Items from an interface collection
________________________

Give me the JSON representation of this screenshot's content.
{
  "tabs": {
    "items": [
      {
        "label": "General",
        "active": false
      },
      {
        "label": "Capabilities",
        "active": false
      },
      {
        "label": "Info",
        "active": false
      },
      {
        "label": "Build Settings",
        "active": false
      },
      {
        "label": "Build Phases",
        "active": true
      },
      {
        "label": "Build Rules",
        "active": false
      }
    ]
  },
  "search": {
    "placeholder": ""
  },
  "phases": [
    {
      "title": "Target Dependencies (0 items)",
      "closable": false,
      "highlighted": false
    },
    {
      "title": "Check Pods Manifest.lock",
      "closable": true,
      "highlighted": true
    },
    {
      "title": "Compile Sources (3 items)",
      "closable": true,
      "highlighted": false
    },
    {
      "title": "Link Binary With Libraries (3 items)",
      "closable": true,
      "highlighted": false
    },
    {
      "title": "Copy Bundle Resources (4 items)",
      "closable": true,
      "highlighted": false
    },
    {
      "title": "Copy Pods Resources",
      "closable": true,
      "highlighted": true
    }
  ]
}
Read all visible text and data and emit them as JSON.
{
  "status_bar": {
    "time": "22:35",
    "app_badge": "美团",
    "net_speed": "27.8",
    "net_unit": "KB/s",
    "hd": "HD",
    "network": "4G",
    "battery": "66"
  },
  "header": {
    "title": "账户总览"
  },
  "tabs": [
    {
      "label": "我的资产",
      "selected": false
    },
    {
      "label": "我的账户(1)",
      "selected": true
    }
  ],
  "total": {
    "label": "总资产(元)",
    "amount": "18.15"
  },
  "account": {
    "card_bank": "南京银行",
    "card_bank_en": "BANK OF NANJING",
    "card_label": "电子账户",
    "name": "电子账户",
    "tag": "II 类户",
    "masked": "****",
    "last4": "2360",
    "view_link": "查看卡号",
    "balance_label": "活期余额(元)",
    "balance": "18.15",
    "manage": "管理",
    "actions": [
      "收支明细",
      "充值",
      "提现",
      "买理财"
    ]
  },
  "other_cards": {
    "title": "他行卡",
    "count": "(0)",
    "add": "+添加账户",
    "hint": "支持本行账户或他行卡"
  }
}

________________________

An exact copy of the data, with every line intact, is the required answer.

Give me the JSON representation of this screenshot's content.
{
  "tabs": {
    "items": [
      {
        "label": "General",
        "active": false
      },
      {
        "label": "Capabilities",
        "active": false
      },
      {
        "label": "Info",
        "active": false
      },
      {
        "label": "Build Settings",
        "active": false
      },
      {
        "label": "Build Phases",
        "active": true
      },
      {
        "label": "Build Rules",
        "active": false
      }
    ]
  },
  "search": {
    "placeholder": ""
  },
  "phases": [
    {
      "title": "Target Dependencies (0 items)",
      "closable": false,
      "highlighted": false
    },
    {
      "title": "Check Pods Manifest.lock",
      "closable": true,
      "highlighted": true
    },
    {
      "title": "Compile Sources (3 items)",
      "closable": true,
      "highlighted": false
    },
    {
      "title": "Link Binary With Libraries (3 items)",
      "closable": true,
      "highlighted": false
    },
    {
      "title": "Copy Bundle Resources (4 items)",
      "closable": true,
      "highlighted": false
    },
    {
      "title": "Copy Pods Resources",
      "closable": true,
      "highlighted": true
    }
  ]
}
Read all visible text and data and emit them as JSON.
{
  "status_bar": {
    "time": "22:35",
    "app_badge": "美团",
    "net_speed": "27.8",
    "net_unit": "KB/s",
    "hd": "HD",
    "network": "4G",
    "battery": "66"
  },
  "header": {
    "title": "账户总览"
  },
  "tabs": [
    {
      "label": "我的资产",
      "selected": false
    },
    {
      "label": "我的账户(1)",
      "selected": true
    }
  ],
  "total": {
    "label": "总资产(元)",
    "amount": "18.15"
  },
  "account": {
    "card_bank": "南京银行",
    "card_bank_en": "BANK OF NANJING",
    "card_label": "电子账户",
    "name": "电子账户",
    "tag": "II 类户",
    "masked": "****",
    "last4": "2360",
    "view_link": "查看卡号",
    "balance_label": "活期余额(元)",
    "balance": "18.15",
    "manage": "管理",
    "actions": [
      "收支明细",
      "充值",
      "提现",
      "买理财"
    ]
  },
  "other_cards": {
    "title": "他行卡",
    "count": "(0)",
    "add": "+添加账户",
    "hint": "支持本行账户或他行卡"
  }
}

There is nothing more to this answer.